Feb. 1 marked the official start of Black History Month. The annual observance serves as a month-long opportunity to recognize, celebrate, and honor the achievements and roles of African Americans across our nation’s history.
According to National Public Radio, Black History Month’s theme for 2022 is Black Health and Wellness; a reflection of legacies and achievements of Black scholars, medical clinicians, practitioners, and midwives while also focusing on more recent concerns of mental health.
This year’s theme is intended to observe, “activities, rituals and initiatives in which Black communities have been successful” across our nation. The themes are chosen each year by the Association for the Study of African American Life and History, an organization dedicated to researching and promoting achievements of Black Americans and individuals of African descent. With that said, the Osceola Council on Aging (OCOA) salutes and celebrates Black History Month and all the wonderful contributions every individual of color has attributed to our country.
Black History Month is just one example of the many amazing attributes of this country in that we have the freedom to celebrate everyone. We have the freedom to honor all cultures and populations. In April 2022, we will recognize “Celebrate Diversity Month,” which began in 2004 to celebrate diversity in hopes of gaining a better understanding of each other. According to Wikipedia, the term “diversity” is defined as differences between people which can include dimensions of race, ethnicity, gender, sexual orientation, socioeconomic status, age, physical abilities, religious beliefs, political beliefs, or other ideologies. In other words, a combination of differences which shape our view of the world, our perspective, and our approach.

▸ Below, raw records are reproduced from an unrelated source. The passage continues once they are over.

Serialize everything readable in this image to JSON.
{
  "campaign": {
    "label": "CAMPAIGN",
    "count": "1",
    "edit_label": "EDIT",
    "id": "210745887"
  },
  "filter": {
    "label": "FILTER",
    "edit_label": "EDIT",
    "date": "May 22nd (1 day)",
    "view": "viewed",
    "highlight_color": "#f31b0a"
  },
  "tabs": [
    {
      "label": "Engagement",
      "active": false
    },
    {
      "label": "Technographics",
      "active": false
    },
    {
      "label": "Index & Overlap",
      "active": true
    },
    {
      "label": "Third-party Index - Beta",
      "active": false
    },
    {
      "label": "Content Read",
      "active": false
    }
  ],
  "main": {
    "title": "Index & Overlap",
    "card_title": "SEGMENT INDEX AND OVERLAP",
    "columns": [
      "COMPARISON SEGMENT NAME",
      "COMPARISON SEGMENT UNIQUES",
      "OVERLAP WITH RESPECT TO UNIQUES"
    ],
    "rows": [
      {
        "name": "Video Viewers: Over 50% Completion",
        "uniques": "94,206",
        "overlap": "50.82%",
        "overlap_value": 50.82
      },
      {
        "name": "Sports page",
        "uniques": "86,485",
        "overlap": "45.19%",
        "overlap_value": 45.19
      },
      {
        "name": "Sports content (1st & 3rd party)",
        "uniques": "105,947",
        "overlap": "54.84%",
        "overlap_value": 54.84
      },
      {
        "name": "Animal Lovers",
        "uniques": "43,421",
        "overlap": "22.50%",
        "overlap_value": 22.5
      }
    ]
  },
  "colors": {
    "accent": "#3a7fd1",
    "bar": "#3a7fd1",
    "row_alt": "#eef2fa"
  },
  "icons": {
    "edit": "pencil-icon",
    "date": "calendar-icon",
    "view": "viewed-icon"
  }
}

As the OCOA is a pillar in the Osceola community serving seniors and disadvantaged families, one of the primary undertakings is to connect through diversity while educating our team on the differences between the cultures we serve. According to the United States Census Bureau, more than half of the population of Osceola County (54.3 percent) is of Hispanic or Latino descent. Further, 15 percent are African- American, 3 percent Asian, 0.9 percent Native American; 0.2 percent Pacific Islander and 14.1 percent other non-white races. Osceola County is a diverse populous.
Accordingly, the Council’s Home Care Department is consistently required to recognize and acknowledge that diversity. We support adults whose independence is limited because of age, disability, dementia and/or memory impairment. When a member of our home health services team enters a client’s residence, they are required to be prepared to serve the needs of that client.
According to Johnola Morales, OCOA Senior Vice President of Case Management and in-Home Services, understanding cultural differences helps support the client’s mental health.
“Our clients can better progress when they can communicate with caregivers in their primary language. That communication can also bring a sense of belonging, thus inclusion, within the community,” she said. “When we serve clients in their primary language, their mental health and psychological state becomes calmer, and they feel more understood.”
Integrating diversity education for our home services staff helps to ensure a client’s beliefs, ethnicities and cultures are respected while receiving clinical care. “The OCOA Home Care Department persistently strives to be a diverse division which can serve all nationalities of the community. Similarly, we are looking to bridge partnerships with other locally diverse agencies to ensure our staff is sensitized to the needs of clients,” Morales said.
As we embrace all aspects of diversity, the OCOA looks forward to the challenge, and privilege, of serving all those in need of our services, but especially those individuals whose independence at home is restricted requiring additional support in the comfort of their homes. For more information on the Council’s Home Care Services, contact us at 407-933-9558.
To see more guest columns by Wendy, go to https://osceolagenerations.